Directed by: Georges Méliès
Also known as The Vanishing Woman, this is the first known film by Méliès to use the substitution splice (previously seen in The Execution of Mary, Queen of Scots). Unlike the majority of filmmakers at the time who documented everyday events, Méliès was fascinated by the magical and fantastical possibilities the medium allowed. It is perhaps not a coincidence that he and Jehanne d’Alcy present an act developed by magician Buatier de Kolta, but in some respects improve upon it by using special effects instead of a trapdoor. He also puts a fresh and surprising spin on the act by having the trick go awry as he conjures a skeleton instead of his assistant. This unexpected turn of events possibly frightened audiences of the day but Méliès reassures everyone that he has an idea of how to fix it and everything is resolved in the end. The whole thing is a classic example of showmanship.
By adapting an old magic trick and improving upon it with techniques unique to the medium, Méliès demonstrated film’s capability to realize the impossible, something he would explore further in future projects. Fictions would become almost lifelike.
popegrutch (2015). ‘The Vanishing Lady (1896)’, Century Film Project, 2 October. Available at: https://centuryfilmproject.org/2015/10/02/the-vanishing-lady-1896/ [Accessed: 23 December 2021].
IMDb contributors (n.d.).‘The Conjuring of a Woman at the House of Robert Houdin (1896)’, IMDb. Available at: http://www.imdb.com/title/tt0000075/ [Accessed: 23 December 2021].

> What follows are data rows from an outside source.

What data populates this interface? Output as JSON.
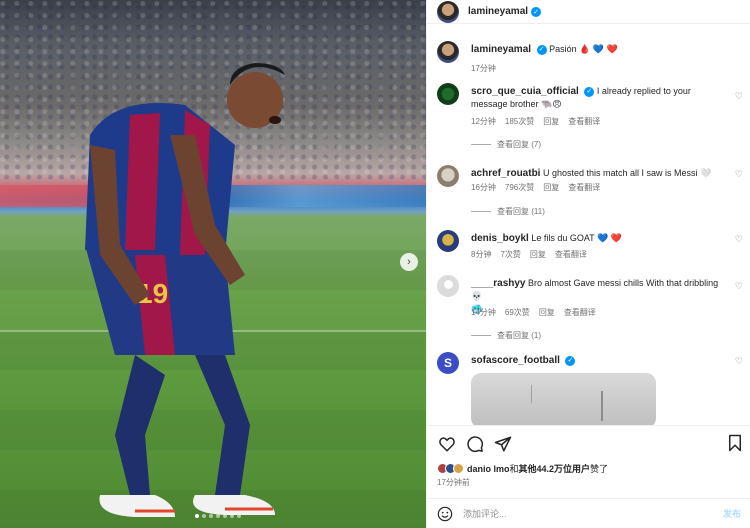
{
  "post": {
    "author": "lamineyamal",
    "caption_user": "lamineyamal",
    "caption_text": "Pasión",
    "caption_emojis": [
      "🩸",
      "💙",
      "❤️"
    ],
    "caption_time": "17分钟"
  },
  "comments": [
    {
      "user": "scro_que_cuia_official",
      "verified": true,
      "text": "I already replied to your message brother 🐃😠",
      "time": "12分钟",
      "likes": "185次赞",
      "reply": "回复",
      "translate": "查看翻译",
      "view_replies": "查看回复 (7)"
    },
    {
      "user": "achref_rouatbi",
      "verified": false,
      "text": "U ghosted this match all I saw is Messi 🤍",
      "time": "16分钟",
      "likes": "796次赞",
      "reply": "回复",
      "translate": "查看翻译",
      "view_replies": "查看回复 (11)"
    },
    {
      "user": "denis_boykl",
      "verified": false,
      "text": "Le fils du GOAT",
      "time": "8分钟",
      "likes": "7次赞",
      "reply": "回复",
      "translate": "查看翻译"
    },
    {
      "user": "____rashyy",
      "verified": false,
      "text": "Bro almost Gave messi chills With that dribbling 💀",
      "text_line2": "🥶",
      "time": "14分钟",
      "likes": "69次赞",
      "reply": "回复",
      "translate": "查看翻译",
      "view_replies": "查看回复 (1)"
    },
    {
      "user": "sofascore_football",
      "verified": true,
      "avatar_letter": "S"
    }
  ],
  "likes_summary": {
    "user": "danio lmo",
    "connector": "和",
    "others": "其他44.2万位用户",
    "suffix": "赞了"
  },
  "likes_time": "17分钟前",
  "add_comment": {
    "placeholder": "添加评论...",
    "post_label": "发布"
  },
  "icons": {
    "like": "heart-outline-icon",
    "comment": "comment-bubble-icon",
    "share": "paper-plane-icon",
    "save": "bookmark-icon"
  },
  "colors": {
    "verified": "#0095f6",
    "muted": "#737373",
    "post_button": "#b2dffc"
  }
}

Wikipedia contributors (2021). ‘The Vanishing Lady’, Wikipedia, The Free Encyclopedia, 8 February. Available at: https://en.wikipedia.org/wiki/The_Vanishing_Lady [Accessed: 23 December 2021].